With the entries below as the source, tally the lines that contain the string "label" and give the number only.

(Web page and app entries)
----
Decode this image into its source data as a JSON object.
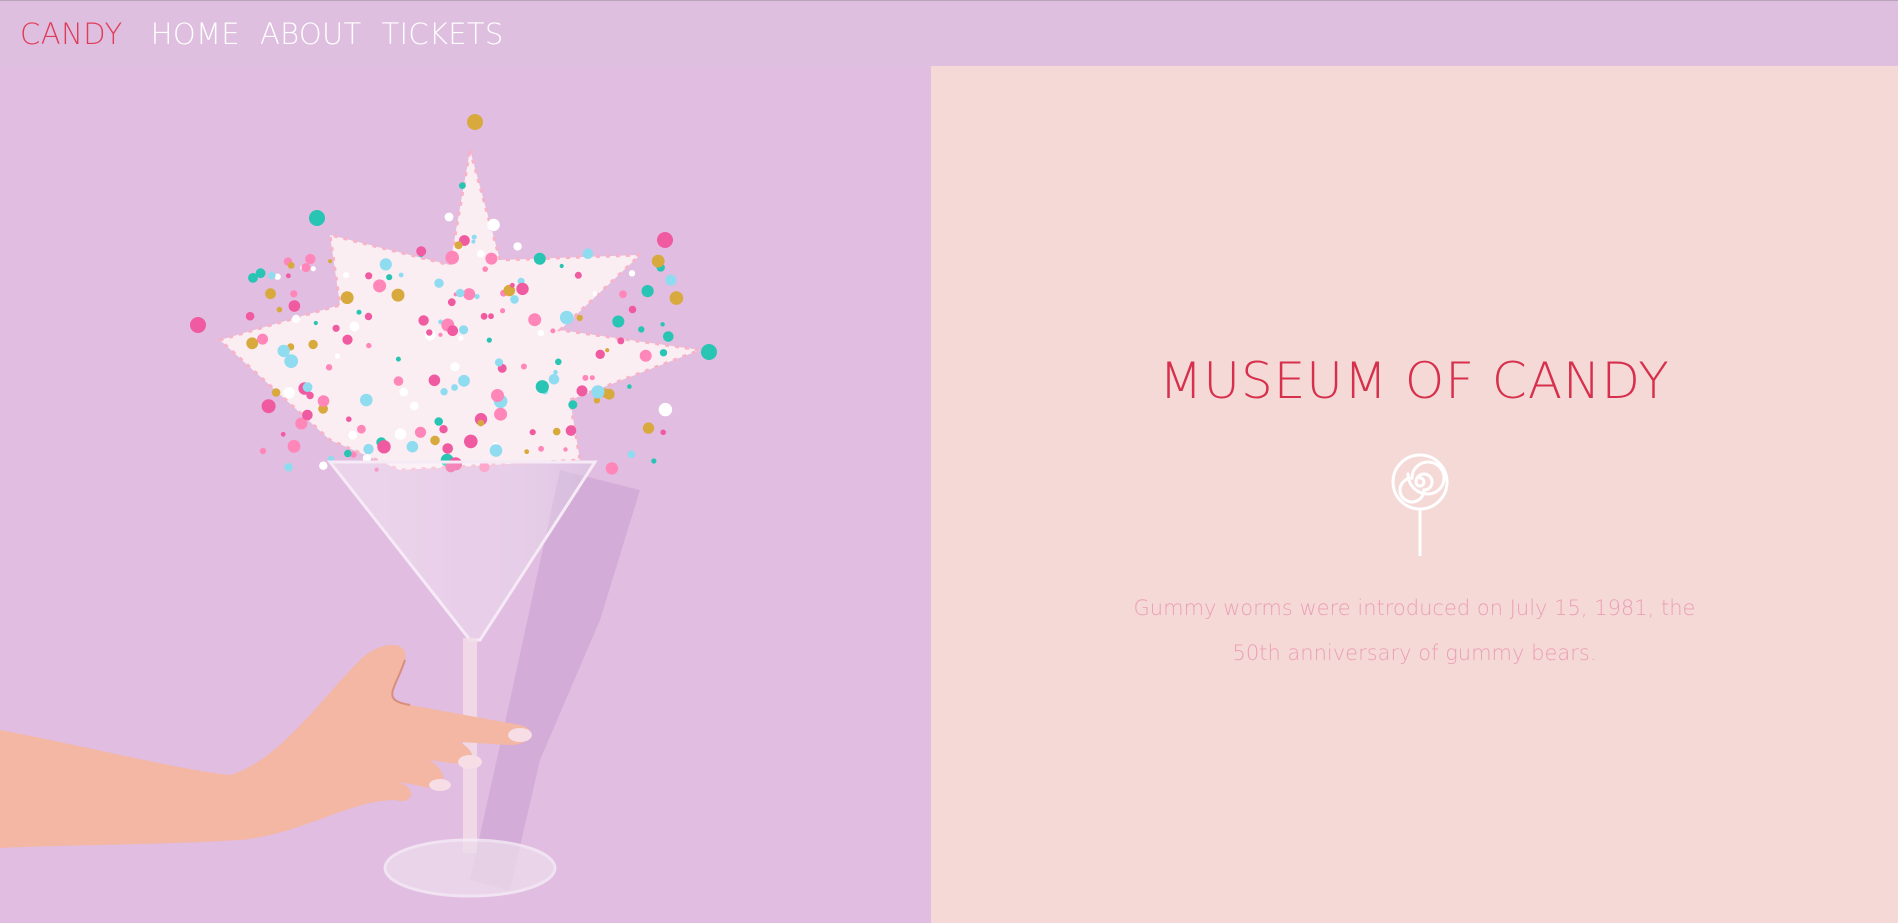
{
  "nav": {
    "brand": "CANDY",
    "links": [
      {
        "label": "HOME"
      },
      {
        "label": "ABOUT"
      },
      {
        "label": "TICKETS"
      }
    ]
  },
  "hero": {
    "image": "hand-holding-martini-glass-with-sprinkles"
  },
  "main": {
    "title": "MUSEUM OF CANDY",
    "icon": "lollipop-icon",
    "fact": "Gummy worms were introduced on July 15, 1981, the 50th anniversary of gummy bears."
  },
  "colors": {
    "nav_background": "#dfbfdf",
    "brand": "#e03c5a",
    "nav_link": "#ffffff",
    "hero_background": "#e1bde1",
    "content_background": "#f5d9d7",
    "title": "#d6304c",
    "fact_text": "#eb9fb5"
  }
}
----
WRITTEN RESPONSE:
3